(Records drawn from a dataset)
-=-=-=-=-

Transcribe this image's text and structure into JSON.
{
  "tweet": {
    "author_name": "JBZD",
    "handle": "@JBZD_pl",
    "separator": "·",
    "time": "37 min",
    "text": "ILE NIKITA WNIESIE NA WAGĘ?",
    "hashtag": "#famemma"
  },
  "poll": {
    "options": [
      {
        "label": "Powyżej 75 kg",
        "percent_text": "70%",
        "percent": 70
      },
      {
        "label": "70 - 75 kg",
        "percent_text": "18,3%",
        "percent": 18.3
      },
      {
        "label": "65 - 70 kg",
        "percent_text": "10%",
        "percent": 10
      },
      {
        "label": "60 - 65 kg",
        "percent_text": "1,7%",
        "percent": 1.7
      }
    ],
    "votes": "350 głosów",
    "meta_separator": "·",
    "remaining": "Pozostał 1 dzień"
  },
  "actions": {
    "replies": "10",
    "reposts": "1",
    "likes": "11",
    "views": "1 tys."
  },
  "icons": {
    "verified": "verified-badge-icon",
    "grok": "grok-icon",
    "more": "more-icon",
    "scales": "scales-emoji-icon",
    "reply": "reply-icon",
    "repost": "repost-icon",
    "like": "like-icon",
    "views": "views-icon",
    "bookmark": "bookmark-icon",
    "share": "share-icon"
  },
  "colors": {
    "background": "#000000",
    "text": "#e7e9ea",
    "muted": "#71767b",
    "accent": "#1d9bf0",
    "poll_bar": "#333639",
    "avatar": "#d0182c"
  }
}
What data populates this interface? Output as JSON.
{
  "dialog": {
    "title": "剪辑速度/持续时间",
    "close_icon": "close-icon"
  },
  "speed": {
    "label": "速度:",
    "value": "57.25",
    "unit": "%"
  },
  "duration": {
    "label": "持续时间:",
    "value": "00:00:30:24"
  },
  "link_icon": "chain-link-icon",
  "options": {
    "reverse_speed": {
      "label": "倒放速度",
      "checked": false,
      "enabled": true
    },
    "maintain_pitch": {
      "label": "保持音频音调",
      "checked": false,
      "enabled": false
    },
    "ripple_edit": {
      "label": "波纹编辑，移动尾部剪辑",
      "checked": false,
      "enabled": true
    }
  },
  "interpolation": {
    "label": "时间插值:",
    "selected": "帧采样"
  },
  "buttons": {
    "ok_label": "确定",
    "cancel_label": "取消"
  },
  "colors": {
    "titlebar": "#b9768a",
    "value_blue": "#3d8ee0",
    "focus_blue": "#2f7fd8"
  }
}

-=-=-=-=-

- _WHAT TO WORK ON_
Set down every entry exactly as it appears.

- _REPLY TO THE EXERCISE_
Transcribe this image's text and structure into JSON.
{
  "tweet": {
    "author_name": "JBZD",
    "handle": "@JBZD_pl",
    "separator": "·",
    "time": "37 min",
    "text": "ILE NIKITA WNIESIE NA WAGĘ?",
    "hashtag": "#famemma"
  },
  "poll": {
    "options": [
      {
        "label": "Powyżej 75 kg",
        "percent_text": "70%",
        "percent": 70
      },
      {
        "label": "70 - 75 kg",
        "percent_text": "18,3%",
        "percent": 18.3
      },
      {
        "label": "65 - 70 kg",
        "percent_text": "10%",
        "percent": 10
      },
      {
        "label": "60 - 65 kg",
        "percent_text": "1,7%",
        "percent": 1.7
      }
    ],
    "votes": "350 głosów",
    "meta_separator": "·",
    "remaining": "Pozostał 1 dzień"
  },
  "actions": {
    "replies": "10",
    "reposts": "1",
    "likes": "11",
    "views": "1 tys."
  },
  "icons": {
    "verified": "verified-badge-icon",
    "grok": "grok-icon",
    "more": "more-icon",
    "scales": "scales-emoji-icon",
    "reply": "reply-icon",
    "repost": "repost-icon",
    "like": "like-icon",
    "views": "views-icon",
    "bookmark": "bookmark-icon",
    "share": "share-icon"
  },
  "colors": {
    "background": "#000000",
    "text": "#e7e9ea",
    "muted": "#71767b",
    "accent": "#1d9bf0",
    "poll_bar": "#333639",
    "avatar": "#d0182c"
  }
}
What data populates this interface? Output as JSON.
{
  "dialog": {
    "title": "剪辑速度/持续时间",
    "close_icon": "close-icon"
  },
  "speed": {
    "label": "速度:",
    "value": "57.25",
    "unit": "%"
  },
  "duration": {
    "label": "持续时间:",
    "value": "00:00:30:24"
  },
  "link_icon": "chain-link-icon",
  "options": {
    "reverse_speed": {
      "label": "倒放速度",
      "checked": false,
      "enabled": true
    },
    "maintain_pitch": {
      "label": "保持音频音调",
      "checked": false,
      "enabled": false
    },
    "ripple_edit": {
      "label": "波纹编辑，移动尾部剪辑",
      "checked": false,
      "enabled": true
    }
  },
  "interpolation": {
    "label": "时间插值:",
    "selected": "帧采样"
  },
  "buttons": {
    "ok_label": "确定",
    "cancel_label": "取消"
  },
  "colors": {
    "titlebar": "#b9768a",
    "value_blue": "#3d8ee0",
    "focus_blue": "#2f7fd8"
  }
}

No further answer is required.